Standard Pages (they don't change often)

Thursday, December 10, 2009

Resort Dining

I hope you haven't abandoned my blog yet - I was away on a little out of the country trip in an all inclusive resort in Mexico. Don't envy me yet, I paid for that one. But I'll say this much - the food in such resorts, when the target audience is American (caucasian?) tourists, leaves something to be desired. Despite being in Mexico, the Mexican influence is carefully clouded and doled out reluctantly. Salsas and guacamole lack spice, japapeños are kept separate, and there is a strong emphasis on grilled meats. Overcooked grilled meats (requesting things done medium rare was a struggle). Breakfast was amusing - at least half a dozen hangover "remedies" are easily on hand, from a bloody Mary bar, to mixes of celery and beet juice.  Oddly enough, the traditional Mexican remedy of posole is relegated to dinner - on a separate counter, with chili oil on the side to spice things up. Not a bad posole...if only it weren't prepared with white chicken meat instead of the traditional pork.

For all of that, I cannot fault the service of the resort - the staff did their best to accommodate my less than stereotypic demands. I requested and got huilacoche with my breakfast omelet (although they didn't seem to have the traditional Mexican crema available), and while they couldn't conjur up horchata, they placated me with a passable agua de Jamaica. But perhaps the best thing I ate there, I requested a few hours in advance: an authentic regional ceviche. Still light on the spicing, it was, however, wonderfully fresh and bracing, and so stark a contrast with the "Gringo-fied" food, other guests were clamoring for it.

I noticed that many of the cooking staff were young, and, perhaps a little afraid of the "ugly American" attitude - the ones who will come with the machismo of claiming to handle spicy food, only to discard it choosing to blame the cook rather than owning up to their own shortcomings. Hence, this strict adherence to middle road cooking - a shame, really, as there were some amazingly quality ingredients the resort.

This coming  weekend, I have an opportunity to visit a resort of a different sort.
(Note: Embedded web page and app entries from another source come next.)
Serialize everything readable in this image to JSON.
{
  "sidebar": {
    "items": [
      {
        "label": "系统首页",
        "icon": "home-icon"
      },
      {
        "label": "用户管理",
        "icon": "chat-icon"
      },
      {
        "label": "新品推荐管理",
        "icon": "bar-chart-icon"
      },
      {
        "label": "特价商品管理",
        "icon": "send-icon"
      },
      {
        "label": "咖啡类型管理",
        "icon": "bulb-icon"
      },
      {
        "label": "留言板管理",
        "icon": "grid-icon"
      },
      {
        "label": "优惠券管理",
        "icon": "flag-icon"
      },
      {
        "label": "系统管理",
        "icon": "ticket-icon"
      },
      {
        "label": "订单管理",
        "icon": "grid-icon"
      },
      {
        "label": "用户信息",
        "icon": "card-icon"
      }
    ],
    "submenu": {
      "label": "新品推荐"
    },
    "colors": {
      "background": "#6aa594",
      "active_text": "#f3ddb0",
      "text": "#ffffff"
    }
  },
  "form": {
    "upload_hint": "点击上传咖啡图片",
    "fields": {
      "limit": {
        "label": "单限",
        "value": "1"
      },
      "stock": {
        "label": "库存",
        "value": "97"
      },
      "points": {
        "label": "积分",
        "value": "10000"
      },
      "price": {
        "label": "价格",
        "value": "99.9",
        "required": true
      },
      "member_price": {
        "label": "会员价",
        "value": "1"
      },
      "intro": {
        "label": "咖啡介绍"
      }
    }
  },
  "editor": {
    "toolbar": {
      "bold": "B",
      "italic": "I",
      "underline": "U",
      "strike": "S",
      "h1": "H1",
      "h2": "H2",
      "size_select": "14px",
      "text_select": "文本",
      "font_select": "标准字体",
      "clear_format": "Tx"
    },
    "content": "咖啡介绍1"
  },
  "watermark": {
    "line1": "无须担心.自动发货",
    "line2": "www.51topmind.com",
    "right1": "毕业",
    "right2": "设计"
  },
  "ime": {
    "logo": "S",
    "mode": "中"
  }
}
I was contacted a few weeks ago by PR firm Ogilvy representing Harrah's hotel of New Orleans, and was invited to spend a weekend there. They have asked for nothing in return, other than I write about the experience in my blog, and to share it with my readers. I think this is a future-facing direction in publicity, recognizing the impact that bloggers have on the public image of a restaurant (or hotel). At least one restaurant in LA has set up a mini-food photography studio to permit food bloggers to take pictures of their food. At New Orleans, I'll be joining a few other (perhaps more established) Houston bloggers on this ride, and please stay with us as we document it.

I hope it makes up for the seeming silence  of the last week or so. And we'll have fun stuff to share as we go along. I welcome any questions you may have to ask about the staff of Harrah's or about the scene in NOLA - please post them below, and I'll try to find answers.

No comments:

Post a Comment